* [YOUR OBJECTIVE]: The response should hold each line from the entries below where "number" is found.

* [RECORDS TO USE]:
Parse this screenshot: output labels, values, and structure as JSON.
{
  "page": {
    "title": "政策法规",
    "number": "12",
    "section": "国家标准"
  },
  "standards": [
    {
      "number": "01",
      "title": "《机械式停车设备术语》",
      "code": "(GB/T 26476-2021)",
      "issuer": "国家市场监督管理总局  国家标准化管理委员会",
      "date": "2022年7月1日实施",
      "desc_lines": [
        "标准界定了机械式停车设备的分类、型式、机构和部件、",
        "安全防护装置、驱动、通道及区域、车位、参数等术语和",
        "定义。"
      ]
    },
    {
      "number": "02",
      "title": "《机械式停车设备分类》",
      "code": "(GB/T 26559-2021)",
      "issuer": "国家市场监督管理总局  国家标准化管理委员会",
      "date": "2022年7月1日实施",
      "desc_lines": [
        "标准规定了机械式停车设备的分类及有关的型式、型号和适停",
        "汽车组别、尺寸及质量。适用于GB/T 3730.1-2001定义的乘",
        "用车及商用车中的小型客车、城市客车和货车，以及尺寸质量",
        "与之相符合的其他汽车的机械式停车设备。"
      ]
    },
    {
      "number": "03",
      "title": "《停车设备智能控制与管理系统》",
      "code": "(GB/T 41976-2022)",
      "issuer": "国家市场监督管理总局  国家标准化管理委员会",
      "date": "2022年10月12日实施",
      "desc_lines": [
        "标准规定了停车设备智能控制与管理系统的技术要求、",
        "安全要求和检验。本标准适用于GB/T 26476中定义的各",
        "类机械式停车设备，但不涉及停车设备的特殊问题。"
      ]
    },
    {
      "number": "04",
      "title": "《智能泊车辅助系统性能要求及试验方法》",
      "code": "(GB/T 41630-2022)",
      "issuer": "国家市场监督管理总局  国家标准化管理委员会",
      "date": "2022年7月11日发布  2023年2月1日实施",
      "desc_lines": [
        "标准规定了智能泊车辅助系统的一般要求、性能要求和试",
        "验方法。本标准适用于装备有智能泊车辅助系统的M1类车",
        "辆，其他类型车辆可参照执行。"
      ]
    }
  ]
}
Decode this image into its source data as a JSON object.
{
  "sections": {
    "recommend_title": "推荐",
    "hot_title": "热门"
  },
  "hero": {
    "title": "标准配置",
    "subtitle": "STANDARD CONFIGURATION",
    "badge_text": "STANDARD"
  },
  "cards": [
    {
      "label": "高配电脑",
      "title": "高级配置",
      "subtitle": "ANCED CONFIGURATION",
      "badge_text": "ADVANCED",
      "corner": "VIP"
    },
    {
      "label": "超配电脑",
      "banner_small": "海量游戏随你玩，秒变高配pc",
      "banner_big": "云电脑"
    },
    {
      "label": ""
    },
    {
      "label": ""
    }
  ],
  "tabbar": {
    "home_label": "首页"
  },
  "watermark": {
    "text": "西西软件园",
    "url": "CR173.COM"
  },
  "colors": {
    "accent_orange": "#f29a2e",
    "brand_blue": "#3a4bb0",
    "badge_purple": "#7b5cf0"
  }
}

* [RESULT OF THIS EXERCISE]:
    "number": "12",
      "number": "01",
      "number": "02",
      "number": "03",
      "number": "04",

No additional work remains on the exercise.